Discussion in 'Lawn Mowing' started by yardmonkey, Oct 18, 2000.

  1. yardmonkey

    yardmonkey LawnSite Senior Member
    Posts: 340

    I occasionally come across yards with moles and people sometimes ask me what to do about them. Any ideas on
    getting rid of moles? Thanks
  2. GroundKprs

    GroundKprs LawnSite Bronze Member
    Posts: 1,969

  3. sunrise

    sunrise Banned
    Posts: 247

    chewing gum
    also a big cat
  4. turfquip

    turfquip LawnSite Senior Member
    Posts: 860

    <A HREF="">Here's a link</A> that may be helpful
  5. yardmonkey

    yardmonkey LawnSite Senior Member
    Posts: 340

    Groundkprs - Excellent article! Covers the subject thoroughly and conscisely. I printed it out and will give copies to customers. I doubt that I want to get involved beyond that. Going around checking traps for dead moles - yikes!

    Sunrise - chewing gum is mentioned in the article as one of many home remedies that they didn't think were too useful. Someone once told me to feed them radishes. Cats and dogs are mentioned as sometimes being useful (though only some cats or dogs are interested in moles).

    turfquip - interesting graphic. I assume you are referring to the info on grub control. The Purdue article mentions that grub control is not too good since grubs make up only a portion of the moles' diet and the chemical control may be expensive and temporary - the moles may come back later.

    The article indicates that traps are the best method for controlling moles and discusses several types of traps.

    Thanks again for the excellent link - I suggest anyone dealing with mole problems print this out. Good for your own info or just to give to customers, who should be impressed with your helpfulness.
  6. Great link to the purdue pdf article.

    Be sure to know if you have moles (carnivorous) or voles (vegetarians).
    The North Carolina State University Extension Service "Moles And Voles" Page

    Grub control often solves the problem, but may not in some cases because moles will also feed on earthworms and insects.

    Everbody and every reference I've seen seems to agree that trapping is the best way.

    My customer would not allow trapping. I have used with success a castor oil based repellent spray. Applied once a month until problem under control (two years) and now every two months.

    Expensive? Sure. Customer willing to pay. He is very proud of his beautiful lawn.

    The moles continue to be active in unsprayed areas around the lawn (mulch beds and forest). So what.

    Some other links:
    On the expensive side, a pint of this will cover about 5,000 sq.ft. You have to follow directions. May have their own MSDS that you can download. This site has info only, no sales. (Moles In Horticultural Plantings, North Carolina State Universtiy Extension Service) (The North Carolina State University Extension Service "Moles And Voles" Page) (Barr Products, Several Recipes For Mole Spray) (moles, pdf document)

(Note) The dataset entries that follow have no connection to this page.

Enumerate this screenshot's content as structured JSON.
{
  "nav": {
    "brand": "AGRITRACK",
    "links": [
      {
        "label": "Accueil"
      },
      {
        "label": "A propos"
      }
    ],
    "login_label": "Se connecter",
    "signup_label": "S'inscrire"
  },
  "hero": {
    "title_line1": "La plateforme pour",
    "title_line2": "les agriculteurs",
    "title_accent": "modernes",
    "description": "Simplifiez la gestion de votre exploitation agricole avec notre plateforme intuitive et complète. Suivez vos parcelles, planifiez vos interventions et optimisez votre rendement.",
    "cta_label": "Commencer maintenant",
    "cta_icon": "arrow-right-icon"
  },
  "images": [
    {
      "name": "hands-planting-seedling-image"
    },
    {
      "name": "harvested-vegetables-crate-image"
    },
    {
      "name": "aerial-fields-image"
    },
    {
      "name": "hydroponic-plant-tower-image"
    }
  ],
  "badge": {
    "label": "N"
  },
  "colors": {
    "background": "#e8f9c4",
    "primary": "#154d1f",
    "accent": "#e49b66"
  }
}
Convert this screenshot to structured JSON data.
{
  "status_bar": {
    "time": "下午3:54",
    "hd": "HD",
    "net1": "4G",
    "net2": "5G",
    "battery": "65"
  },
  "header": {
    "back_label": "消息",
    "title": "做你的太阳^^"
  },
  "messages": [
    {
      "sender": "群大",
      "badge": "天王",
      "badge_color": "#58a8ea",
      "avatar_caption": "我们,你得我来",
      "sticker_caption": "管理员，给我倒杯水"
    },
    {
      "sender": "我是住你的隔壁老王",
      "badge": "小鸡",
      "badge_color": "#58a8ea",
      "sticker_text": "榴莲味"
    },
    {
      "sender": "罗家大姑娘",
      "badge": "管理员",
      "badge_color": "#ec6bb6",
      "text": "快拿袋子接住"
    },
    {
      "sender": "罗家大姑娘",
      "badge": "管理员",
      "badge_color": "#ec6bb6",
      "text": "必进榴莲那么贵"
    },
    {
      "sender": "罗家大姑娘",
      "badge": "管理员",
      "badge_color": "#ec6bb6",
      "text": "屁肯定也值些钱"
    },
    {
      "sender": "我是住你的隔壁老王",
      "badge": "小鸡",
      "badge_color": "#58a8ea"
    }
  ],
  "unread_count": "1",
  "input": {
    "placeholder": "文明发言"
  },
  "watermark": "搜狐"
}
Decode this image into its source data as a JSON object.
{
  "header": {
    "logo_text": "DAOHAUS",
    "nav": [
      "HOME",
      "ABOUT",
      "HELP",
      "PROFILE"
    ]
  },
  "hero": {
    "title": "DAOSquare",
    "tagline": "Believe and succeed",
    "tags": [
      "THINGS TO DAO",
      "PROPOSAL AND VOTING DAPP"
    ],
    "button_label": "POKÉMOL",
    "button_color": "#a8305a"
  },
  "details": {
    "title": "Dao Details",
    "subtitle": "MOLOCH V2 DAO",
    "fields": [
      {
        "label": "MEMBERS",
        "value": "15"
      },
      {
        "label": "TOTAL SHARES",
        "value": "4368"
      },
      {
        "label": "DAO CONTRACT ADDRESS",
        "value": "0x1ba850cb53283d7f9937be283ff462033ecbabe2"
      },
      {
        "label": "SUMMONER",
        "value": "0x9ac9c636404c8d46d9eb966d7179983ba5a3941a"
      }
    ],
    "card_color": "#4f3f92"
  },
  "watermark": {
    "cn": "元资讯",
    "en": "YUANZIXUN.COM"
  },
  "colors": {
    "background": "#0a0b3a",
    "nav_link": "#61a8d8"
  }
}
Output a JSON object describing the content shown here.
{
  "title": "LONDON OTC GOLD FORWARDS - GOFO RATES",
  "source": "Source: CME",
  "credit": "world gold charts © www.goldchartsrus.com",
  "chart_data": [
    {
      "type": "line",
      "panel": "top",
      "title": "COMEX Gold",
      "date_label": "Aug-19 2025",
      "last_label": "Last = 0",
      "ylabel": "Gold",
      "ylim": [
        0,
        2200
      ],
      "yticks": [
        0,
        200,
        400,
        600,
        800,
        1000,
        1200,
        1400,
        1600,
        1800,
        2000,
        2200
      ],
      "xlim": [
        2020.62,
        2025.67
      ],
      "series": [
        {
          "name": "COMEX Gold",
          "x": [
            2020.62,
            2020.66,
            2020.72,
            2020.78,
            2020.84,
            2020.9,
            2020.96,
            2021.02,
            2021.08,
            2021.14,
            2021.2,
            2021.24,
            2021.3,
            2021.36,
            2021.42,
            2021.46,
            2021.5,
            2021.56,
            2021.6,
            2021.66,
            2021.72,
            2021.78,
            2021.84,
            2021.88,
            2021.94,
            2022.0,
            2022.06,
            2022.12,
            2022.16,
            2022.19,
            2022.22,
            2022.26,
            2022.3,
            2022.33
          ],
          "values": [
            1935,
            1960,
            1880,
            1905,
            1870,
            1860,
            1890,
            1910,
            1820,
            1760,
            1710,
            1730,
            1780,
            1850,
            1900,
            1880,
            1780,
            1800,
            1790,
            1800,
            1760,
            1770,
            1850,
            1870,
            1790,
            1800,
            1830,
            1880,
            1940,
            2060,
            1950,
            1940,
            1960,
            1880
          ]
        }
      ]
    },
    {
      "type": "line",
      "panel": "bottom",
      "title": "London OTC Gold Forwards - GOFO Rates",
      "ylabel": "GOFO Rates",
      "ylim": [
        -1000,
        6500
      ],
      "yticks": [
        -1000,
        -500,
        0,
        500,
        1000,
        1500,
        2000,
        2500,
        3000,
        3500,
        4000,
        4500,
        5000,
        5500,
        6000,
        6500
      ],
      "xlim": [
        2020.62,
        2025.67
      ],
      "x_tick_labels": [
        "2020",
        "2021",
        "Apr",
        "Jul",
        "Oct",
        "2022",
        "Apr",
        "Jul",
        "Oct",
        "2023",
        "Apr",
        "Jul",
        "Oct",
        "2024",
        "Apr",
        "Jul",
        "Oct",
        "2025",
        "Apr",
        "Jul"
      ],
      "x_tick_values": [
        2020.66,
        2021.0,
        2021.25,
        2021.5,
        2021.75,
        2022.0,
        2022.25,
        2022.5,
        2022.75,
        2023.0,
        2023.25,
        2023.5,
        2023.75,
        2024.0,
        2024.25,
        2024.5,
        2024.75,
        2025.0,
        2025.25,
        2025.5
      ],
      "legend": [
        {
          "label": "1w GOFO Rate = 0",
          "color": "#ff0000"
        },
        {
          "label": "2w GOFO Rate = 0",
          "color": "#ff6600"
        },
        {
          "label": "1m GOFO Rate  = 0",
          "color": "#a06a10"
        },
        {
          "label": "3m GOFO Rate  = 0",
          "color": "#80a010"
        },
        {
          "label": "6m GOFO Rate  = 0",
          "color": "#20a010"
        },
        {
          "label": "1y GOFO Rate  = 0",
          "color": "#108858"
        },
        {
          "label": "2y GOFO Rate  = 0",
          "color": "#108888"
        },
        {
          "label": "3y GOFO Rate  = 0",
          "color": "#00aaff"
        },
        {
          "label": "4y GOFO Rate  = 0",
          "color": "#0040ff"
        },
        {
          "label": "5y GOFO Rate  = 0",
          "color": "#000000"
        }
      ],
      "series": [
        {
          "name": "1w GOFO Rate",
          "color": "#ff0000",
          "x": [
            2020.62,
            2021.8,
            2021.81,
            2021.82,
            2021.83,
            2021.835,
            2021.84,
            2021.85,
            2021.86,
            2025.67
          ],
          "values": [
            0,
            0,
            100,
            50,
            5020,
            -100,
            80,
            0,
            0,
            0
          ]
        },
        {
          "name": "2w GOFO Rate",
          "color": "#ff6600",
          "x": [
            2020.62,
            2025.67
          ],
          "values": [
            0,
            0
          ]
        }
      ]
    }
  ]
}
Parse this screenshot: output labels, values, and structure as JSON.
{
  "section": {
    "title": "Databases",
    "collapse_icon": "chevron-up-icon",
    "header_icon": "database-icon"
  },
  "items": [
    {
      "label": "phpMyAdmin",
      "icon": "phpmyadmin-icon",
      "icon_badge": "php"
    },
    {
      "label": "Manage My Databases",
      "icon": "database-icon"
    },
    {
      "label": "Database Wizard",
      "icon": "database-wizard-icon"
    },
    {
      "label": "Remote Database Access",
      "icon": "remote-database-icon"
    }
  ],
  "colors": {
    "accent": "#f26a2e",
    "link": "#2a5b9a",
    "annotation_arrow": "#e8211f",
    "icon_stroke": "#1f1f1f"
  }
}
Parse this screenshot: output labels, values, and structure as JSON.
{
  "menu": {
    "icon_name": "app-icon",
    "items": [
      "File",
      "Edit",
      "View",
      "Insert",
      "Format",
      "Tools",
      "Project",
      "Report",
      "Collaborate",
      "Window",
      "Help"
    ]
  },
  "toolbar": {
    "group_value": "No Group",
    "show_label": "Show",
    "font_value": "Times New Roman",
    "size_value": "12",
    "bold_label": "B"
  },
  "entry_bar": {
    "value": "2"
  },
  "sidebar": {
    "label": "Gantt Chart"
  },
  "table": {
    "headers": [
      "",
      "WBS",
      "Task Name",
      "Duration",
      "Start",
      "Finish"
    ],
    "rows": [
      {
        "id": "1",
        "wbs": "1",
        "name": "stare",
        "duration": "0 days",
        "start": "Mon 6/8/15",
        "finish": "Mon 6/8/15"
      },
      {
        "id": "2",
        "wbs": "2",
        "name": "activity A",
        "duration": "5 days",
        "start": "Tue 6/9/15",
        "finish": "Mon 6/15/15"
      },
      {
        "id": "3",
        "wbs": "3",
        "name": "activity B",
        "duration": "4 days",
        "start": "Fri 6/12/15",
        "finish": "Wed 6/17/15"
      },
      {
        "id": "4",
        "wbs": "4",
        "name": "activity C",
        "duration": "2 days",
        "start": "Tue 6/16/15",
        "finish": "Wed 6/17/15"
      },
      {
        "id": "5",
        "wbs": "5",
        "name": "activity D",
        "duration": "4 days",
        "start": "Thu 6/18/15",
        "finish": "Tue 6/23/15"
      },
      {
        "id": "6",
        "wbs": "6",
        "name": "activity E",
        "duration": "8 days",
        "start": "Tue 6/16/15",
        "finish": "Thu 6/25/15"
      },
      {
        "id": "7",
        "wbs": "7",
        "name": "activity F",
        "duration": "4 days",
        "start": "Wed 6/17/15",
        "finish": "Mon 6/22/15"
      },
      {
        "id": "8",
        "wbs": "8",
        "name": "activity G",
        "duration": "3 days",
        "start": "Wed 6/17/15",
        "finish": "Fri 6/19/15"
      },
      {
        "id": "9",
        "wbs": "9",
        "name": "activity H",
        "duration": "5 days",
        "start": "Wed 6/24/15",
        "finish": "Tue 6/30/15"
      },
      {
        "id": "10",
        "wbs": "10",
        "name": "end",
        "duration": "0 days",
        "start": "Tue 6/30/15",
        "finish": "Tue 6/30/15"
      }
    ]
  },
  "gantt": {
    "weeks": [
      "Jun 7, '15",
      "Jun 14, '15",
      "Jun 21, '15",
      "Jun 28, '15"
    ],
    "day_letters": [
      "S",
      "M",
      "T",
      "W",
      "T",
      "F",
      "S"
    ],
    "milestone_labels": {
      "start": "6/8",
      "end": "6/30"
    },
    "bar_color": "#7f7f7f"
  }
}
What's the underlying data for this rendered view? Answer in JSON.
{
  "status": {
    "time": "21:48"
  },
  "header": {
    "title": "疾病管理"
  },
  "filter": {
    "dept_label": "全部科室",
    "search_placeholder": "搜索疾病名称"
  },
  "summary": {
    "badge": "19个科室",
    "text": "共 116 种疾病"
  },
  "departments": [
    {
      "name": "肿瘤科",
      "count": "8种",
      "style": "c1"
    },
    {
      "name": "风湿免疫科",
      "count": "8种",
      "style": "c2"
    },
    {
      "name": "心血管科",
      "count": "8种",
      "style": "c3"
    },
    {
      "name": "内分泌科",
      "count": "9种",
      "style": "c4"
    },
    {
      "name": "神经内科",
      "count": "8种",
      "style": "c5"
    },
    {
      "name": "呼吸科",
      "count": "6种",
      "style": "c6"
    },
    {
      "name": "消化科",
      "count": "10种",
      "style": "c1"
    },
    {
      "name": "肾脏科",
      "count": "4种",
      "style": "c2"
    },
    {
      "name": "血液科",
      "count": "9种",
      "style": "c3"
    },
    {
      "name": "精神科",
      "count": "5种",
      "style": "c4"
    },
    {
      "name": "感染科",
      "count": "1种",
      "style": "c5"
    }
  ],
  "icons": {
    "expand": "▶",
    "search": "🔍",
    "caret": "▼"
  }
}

  7. Barkleymut

    Barkleymut LawnSite Bronze Member
    Posts: 1,117

    Forget all that stuff. My dog "Barkley" will kill anything that moves in your backyard. By the way I rent her out for $150 a day. (I can't live without her). But if you have $150/day I guess I can. By the way I guarantee she will kill at least 2 mammals per day. If you have to know she is part Black lab part Greyhound and part mutt.
  8. Runner

    Runner LawnSite Fanatic
    Posts: 13,494

    Does she come with a blade and a rake to backfill the holes?:)
  9. yardmonkey

    yardmonkey LawnSite Senior Member
    Posts: 340

    plymouthvaliant73 -
    (my last car was a 73 valiant, before that a 70 valiant, currently 79 volare/duster)

    Thanks for your reply.

    Yow!! It will take me awhile to get through all that, but I will be checking it out. Interesting subject. Thanks for the links!
  10. I've been recomending mole-med to my clients. I have had good results. It is expensive,but if the client is willing to pay, why not?

Share This Page